And then something weird happened: Burning Man from 30,000 ft

is an actor, teacher, and writer currently residing in San Antonio, TX where she works as a library assistant for the San Antonio Public Library. She graduated from Georgetown University in 2012 with degrees in Theatre and Performance Studies and Psychology after which she remained in Washington, D.C. to continue to act and make art with her friends. When she doesn’t get to do that, she is generally binging the latest Netflix series and playing World of Warcraft. 

Afterlife Celebrity Rehab: A Play

earned her bachelors and masters degrees in Communication Arts from St. Mary’s University and the University of the Incarnate Word, respectively. She currently works for Geekdom, a co-working space in San Antonio, TX and edits videos in her spare time. Her passions include film, dancing, and screenwriting.

The Border Crossed Us: Navigating the Dominant Culture of South Texas

Dearly Departed: A Short Story

Cleansing and Healing: A Short Story

Childhood Magic: A Short Story

La Canción de Your Life: A Short Story

Do You Recall the Most Famous Family Christmas Play of All?

Brief Reflections on The Double-Edged Sword of Translation

Color My World: A Short Story

The Root of All Distraction: A Short Story

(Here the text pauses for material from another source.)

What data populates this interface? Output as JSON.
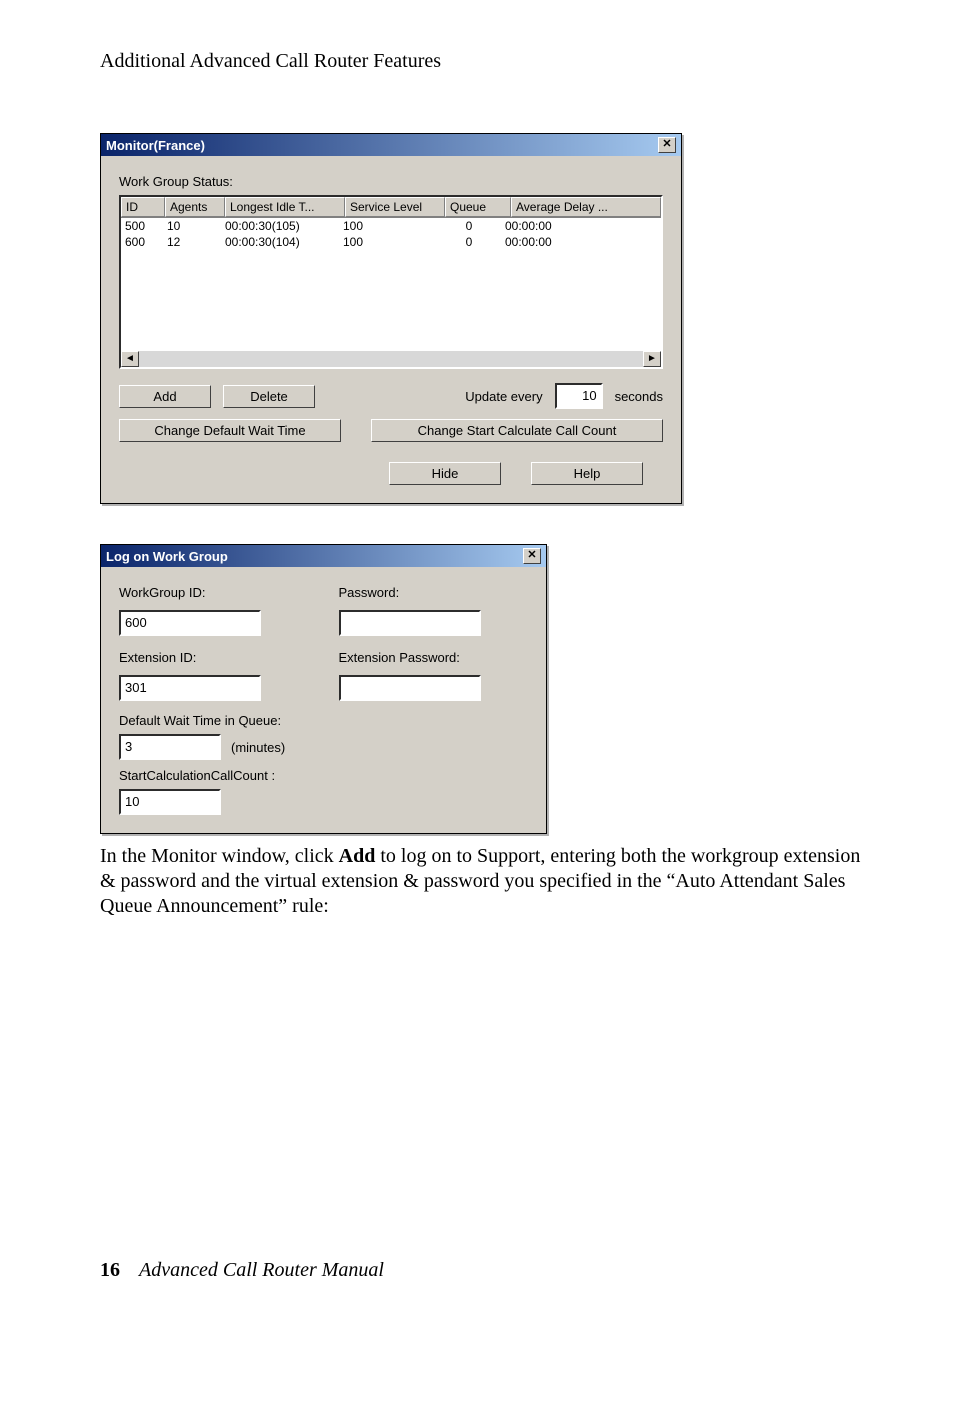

works in global communications at Georgetown University. He recently completed a research fellowship at the Georgetown Institute for Women, Peace and Security, where he authored Cooperative Connections: Connecting Female Artisan Home-Based Workers through Women’s Cooperatives in Jakarta, Indonesia. Andrew studied international politics and women’s and gender studies and holds a B.S. in Foreign Service from Georgetown.

Performing the Politics of Drag

is from San Diego, CA and currently lives in California full-time again for the first time in a decade. In between he has lived on both coasts of the U.S. and in several cities in the Middle East, Africa, and Europe, and has visited nearly 40 countries. He holds a Bachelor of Science in Foreign Service (cum laude) from Georgetown University and enjoys following the news, listening to folk rock music, spending time outside, and eating Mexican food. Matt can be summed up as the intersection of Josh Lyman from The West Wing, Fozzie Bear from The Muppets, and Liam Neeson’s character from Taken.

The Allure of the Foreign: Travel and the Romance of Being Away

is a racial justice and transformative justice facilitator living and working in the Bay Area. She possesses a relentless and ferocious curiosity about freedom. In her longing for personal and systemic healing, she has become a scholar of that which we exile in ourselves and in society. She curates curriculum and facilitates processes that invite folks to investigate how systems of oppression disable our full potential to be and feel free. Her work brings her into relationship and dialogue with a broad spectrum of communities from incarcerated men to Zen buddhists. With the help of many co-conspirators, brave souls, and teachers, she is remembering (and reminding all of us) to use our senses, honor desire, ground in imagination, lean into enough-ness and allow for some mess on our way to collective liberation.

swimming swimming